If you're a programmer (like me), you'll probably be frustrated by the lack of code in the first half of the book. In fairness, this is more a factor of the design process. Much as we love to jump in and start coding, this isn't the best way to do it. This book teaches the way it should be done, so you don't get to write code until some time later.
Once you've got to the end, the whole process seems much clearer and easier to follow than it looked earlier. The book ends with a decent case study of analysis of an application to work out routes on a subway, and working through this clarified what the rest of the book had been explaining.
So, if you're prepared for the fact that "doing it the right way" means not writing code straight away, then this book is excellent.
HOWEVER, there is a big negative against this book, and this is something the Head First people need to think about as it affected the otherwise excellent Head First Design Patterns in the same way...
Amazing as it may seem, there are some people who write applications in languages other than Java. I know the Head First team won't believe this, but Java isn't the only OO language out there. In fact, I'll let you into a secret, design patterns and OO analysis are actually language agnostic. You don't need to tie yourself to ANY language. You can teach all this stuff without tying yourself down to any specific language.
Sure, when you supply code, you have to use a language, and I don't think anyone would have any strong objections to that language being Java. It's a common, fully OO language, whose syntax is so close to C# and C++ that programmers in those languages shouldn't have any problem reading the Java.

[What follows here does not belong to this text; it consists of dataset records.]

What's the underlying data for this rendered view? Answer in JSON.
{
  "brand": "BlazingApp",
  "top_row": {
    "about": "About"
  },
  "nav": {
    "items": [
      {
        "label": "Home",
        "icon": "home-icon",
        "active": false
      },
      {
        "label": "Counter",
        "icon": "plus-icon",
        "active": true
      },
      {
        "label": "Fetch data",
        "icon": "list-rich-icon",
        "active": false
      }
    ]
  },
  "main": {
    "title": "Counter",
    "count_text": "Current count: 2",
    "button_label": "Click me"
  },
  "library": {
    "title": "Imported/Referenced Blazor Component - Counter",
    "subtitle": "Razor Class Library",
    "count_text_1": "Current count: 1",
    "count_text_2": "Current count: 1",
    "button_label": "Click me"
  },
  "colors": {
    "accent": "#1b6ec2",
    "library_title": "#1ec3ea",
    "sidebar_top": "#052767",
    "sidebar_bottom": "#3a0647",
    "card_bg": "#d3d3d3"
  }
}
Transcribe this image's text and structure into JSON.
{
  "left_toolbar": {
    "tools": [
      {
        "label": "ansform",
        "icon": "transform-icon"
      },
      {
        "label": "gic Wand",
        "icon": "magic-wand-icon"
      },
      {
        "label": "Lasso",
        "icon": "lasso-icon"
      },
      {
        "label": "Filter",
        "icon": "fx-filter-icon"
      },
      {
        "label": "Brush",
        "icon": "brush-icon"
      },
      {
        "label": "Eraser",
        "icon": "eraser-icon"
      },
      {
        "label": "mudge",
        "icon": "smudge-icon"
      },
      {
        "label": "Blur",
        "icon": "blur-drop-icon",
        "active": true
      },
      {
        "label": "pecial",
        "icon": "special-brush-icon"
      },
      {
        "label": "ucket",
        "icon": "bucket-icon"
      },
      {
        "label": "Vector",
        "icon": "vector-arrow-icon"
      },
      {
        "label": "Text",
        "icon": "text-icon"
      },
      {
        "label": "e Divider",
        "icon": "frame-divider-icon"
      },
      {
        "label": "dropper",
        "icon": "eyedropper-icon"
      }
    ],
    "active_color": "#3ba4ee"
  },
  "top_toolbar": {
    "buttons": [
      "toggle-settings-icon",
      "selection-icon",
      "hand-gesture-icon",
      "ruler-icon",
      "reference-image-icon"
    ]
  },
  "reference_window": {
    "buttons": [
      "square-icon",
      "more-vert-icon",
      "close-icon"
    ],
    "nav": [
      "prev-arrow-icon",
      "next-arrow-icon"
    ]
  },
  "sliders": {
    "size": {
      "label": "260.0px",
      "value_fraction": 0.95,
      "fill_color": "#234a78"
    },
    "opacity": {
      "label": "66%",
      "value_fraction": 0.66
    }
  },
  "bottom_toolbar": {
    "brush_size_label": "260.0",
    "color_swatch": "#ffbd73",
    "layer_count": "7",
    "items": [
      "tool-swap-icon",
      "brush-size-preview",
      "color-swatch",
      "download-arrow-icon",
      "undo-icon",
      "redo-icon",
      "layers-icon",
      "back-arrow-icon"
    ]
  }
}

The problem is when the text and explanation keep droning on about Java when it's irrelevant, and (worse) when they use Java-specific things in the code. There is no necessity for this, and it makes the book less accessible for non-Java developers. It would be really easy to have written this book in a language-agnostic way, even with code samples in Java. This is something that really needs to be done for both of these books, and would have made both of them five star books.